I’ve been reading a lot lately. Most of the books have been on psychopathy (and the neuroscience of psychopathy, in particular), but I’ve also been reading books on how to be a better blogger and social media user. While these latter books are focused on businesses and corporations, their teachings extend to the up and coming blogger and writer as well. An interesting trend with these books is that they champion the use of altruism as a means for outreach. The authors of these books – such as The Tao of Twitter – argue that being selfless is the key to the hearts of others. The implication is clear, however. Do for others so that others will do for you. However, does not this violate the core definition of altruism? That actions are to be made solely for their own sake and without an expectation of personal gain as a result?
As I’ve written before regarding altruism, I believe the concept is inherently flawed. Short of throwing oneself on a grenade to save one’s comrades at the expense of their own life, I fail to see how the overwhelming majority of actions that are considered “altruistic” are truly such. Whether altruistic actions are born from hopes of quid pro quo behavior or even as a means of inflating one’s own sense of self, nearly all actions have a benefit to the one performing them – unless one is just self-destructive and performs only actions that harm themselves. So how can one be purely selfless with discourse? I don’t believe that it is possible.
With discourse, there must be a motivation to speak. Is the motivation born from the desire to be acknowledged and heard? Does the topic being discussed have a direct impact on those speaking, as with marriage-equality discussions in the United States? What of those that are entrepreneurs and are speaking solely for the potential payday at the end? Is it ethical to claim at any point with all people that discourse is simply being had for its sake – with no wanted benefit by those contributing?
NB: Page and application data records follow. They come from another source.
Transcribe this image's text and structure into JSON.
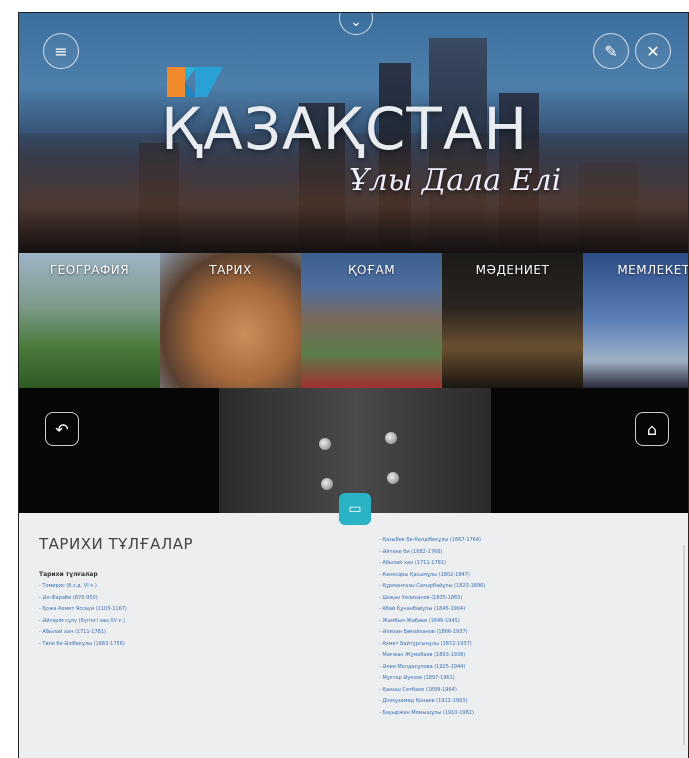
{
  "hero": {
    "title": "ҚАЗАҚСТАН",
    "subtitle": "Ұлы Дала Елі",
    "menu_icon": "≡",
    "close_icon": "✕",
    "edit_icon": "✎",
    "chevron_icon": "⌄"
  },
  "categories": [
    {
      "label": "ГЕОГРАФИЯ"
    },
    {
      "label": "ТАРИХ"
    },
    {
      "label": "ҚОҒАМ"
    },
    {
      "label": "МӘДЕНИЕТ"
    },
    {
      "label": "МЕМЛЕКЕТ"
    }
  ],
  "nav": {
    "back_icon": "↶",
    "home_icon": "⌂",
    "center_icon": "▭"
  },
  "content": {
    "heading": "ТАРИХИ ТҰЛҒАЛАР",
    "subheading": "Тарихи тұлғалар",
    "left_links": [
      "- Томирис (б.з.д. VI ғ.)",
      "- Әл-Фараби (870-950)",
      "- Қожа Ахмет Яссауи (1103-1167)",
      "- Әйгерім сұлу (бүгінгі заң XV ғ.)",
      "- Абылай хан (1711-1781)",
      "- Төле би Әлібекұлы (1663-1756)"
    ],
    "right_links": [
      "- Қазыбек би Келдібекұлы (1667-1764)",
      "- Әйтеке би (1682-1766)",
      "- Абылай хан (1711-1781)",
      "- Кенесары Қасымұлы (1802-1847)",
      "- Құрманғазы Сағырбайұлы (1823-1896)",
      "- Шоқан Уәлиханов (1835-1865)",
      "- Абай Құнанбайұлы (1845-1904)",
      "- Жамбыл Жабаев (1846-1945)",
      "- Әлихан Бөкейханов (1866-1937)",
      "- Ахмет Байтұрсынұлы (1872-1937)",
      "- Мағжан Жұмабаев (1893-1938)",
      "- Әлия Молдағұлова (1925-1944)",
      "- Мұхтар Әуезов (1897-1961)",
      "- Қаныш Сәтбаев (1899-1964)",
      "- Дінмұхамед Қонаев (1912-1993)",
      "- Бауыржан Момышұлы (1910-1982)"
    ]
  }
}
I find that we often swallow information too easily without understanding the motives of another. Maybe it is true that the intentions of another are pure, but they still always have something to gain by moving their mouths or their hands and certainly that gain cannot be divorced from the mind.
Returning to the opening paragraph, how am I to be truly selfless when my expectation is to continue growing the network that I interact with on a daily basis? I could be – and, for better or worse, am – honest with my lack of altruism. Others do not wish to hear that, however. Few want to know that the interactions that they have with others are always laden with motives. They want to believe that their presence is enough for others to seek them out and to value them … to value them. And this is crucial. To be valued, there must be a benefit for the other party. In return, the valuation by that other party increases the strength of the words of the one being valued. Thus, there is incentive by both parties to engage. Not very altruistic at all, now is it? (Though I should note that a lack of altruism should not necessarily imply a lack of respect or valuation).
And while it is much more appealing to the non-thinker that discourse through blogging, social media, or even face-to-face, should be selfless, the intellectual and truth-seeker should look deeper. Everyone is attempting to gain something through discourse. Maybe the goal is social change, a future sale, a boost to the self-esteem, or combinations of these and others, but everyone wants something, even if it is only to be heard.
Side note: I am going to try posting new posts in the morning (1200 UTC) for a while and see how this affects engagement. During this experiment I will try to publish “mini-posts” at the usual time 0000 UTC. We’ll see how long I can keep up the frenetic pace before I tire.